As usual, I love the pointers over at Many-to-Many. In particular this week, Clay Shirky pointed to this great article over at Slate by Duncan Watts on the shortcomings of centralized intelligence. Duncan Watts runs the Small World Project, which seeks to test the “six degrees of separation” hypothesis. He’s written a book about it, which I’ve been meaning to read forever.
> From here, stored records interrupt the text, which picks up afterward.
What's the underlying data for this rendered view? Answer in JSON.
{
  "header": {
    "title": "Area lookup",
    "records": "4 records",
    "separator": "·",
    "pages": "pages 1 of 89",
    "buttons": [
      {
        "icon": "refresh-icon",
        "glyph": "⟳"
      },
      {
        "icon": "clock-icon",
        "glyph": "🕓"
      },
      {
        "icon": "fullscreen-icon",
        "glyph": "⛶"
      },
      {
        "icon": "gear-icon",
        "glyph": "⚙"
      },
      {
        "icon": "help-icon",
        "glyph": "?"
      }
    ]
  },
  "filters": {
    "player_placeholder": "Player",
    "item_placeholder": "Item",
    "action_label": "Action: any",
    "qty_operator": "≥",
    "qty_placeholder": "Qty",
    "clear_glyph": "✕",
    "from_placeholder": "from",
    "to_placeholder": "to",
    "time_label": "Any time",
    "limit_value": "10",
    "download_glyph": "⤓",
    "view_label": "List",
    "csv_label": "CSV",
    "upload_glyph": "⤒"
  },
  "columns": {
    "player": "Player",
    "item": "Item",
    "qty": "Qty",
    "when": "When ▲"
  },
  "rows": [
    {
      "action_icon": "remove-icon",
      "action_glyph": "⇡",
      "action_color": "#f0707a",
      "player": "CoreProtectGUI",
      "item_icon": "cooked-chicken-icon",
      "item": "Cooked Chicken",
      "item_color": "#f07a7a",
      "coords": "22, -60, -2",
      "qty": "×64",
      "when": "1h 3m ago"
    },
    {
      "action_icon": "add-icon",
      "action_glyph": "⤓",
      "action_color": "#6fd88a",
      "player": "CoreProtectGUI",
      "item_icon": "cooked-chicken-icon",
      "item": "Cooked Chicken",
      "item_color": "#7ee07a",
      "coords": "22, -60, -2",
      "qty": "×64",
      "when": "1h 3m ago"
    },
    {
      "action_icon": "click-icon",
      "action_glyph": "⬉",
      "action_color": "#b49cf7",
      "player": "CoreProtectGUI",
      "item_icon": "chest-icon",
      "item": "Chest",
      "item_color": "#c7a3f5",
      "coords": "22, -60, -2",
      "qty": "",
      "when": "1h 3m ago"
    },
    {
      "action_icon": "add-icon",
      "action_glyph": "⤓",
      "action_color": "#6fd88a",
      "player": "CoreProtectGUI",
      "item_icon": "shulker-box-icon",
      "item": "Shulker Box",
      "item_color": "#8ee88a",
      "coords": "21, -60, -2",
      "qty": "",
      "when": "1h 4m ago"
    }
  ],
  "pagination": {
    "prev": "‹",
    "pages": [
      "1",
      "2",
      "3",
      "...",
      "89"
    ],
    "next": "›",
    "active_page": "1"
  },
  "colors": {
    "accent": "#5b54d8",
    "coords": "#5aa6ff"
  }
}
I really liked this article because it points up the ways in which people will self-organize to accomplish really difficult tasks if given the opportunity. Informal relationships are drawn upon, and the collective intelligence of the organization is put to work in a way that could not happen if the leadership demanded that all the decisions be made at the top of the company. In particular, he points out that centralized leadership works fine if it’s dealing with planned-for situations where the bureaucracy has been laid out and the processes have been put in place. But it deals very poorly with unexpected or catastrophically new situations, because it can’t take advantage of the information and social networks available in each of its individual workers’ heads. It’s the difference between the planned central economy of communism and the market orientation of capitalism. Given my recent post about management structures and my belief that the business world is moving towards a time of constant innovation and new situations, it’s unsurprising that I liked this article, so I figured I’d link to it.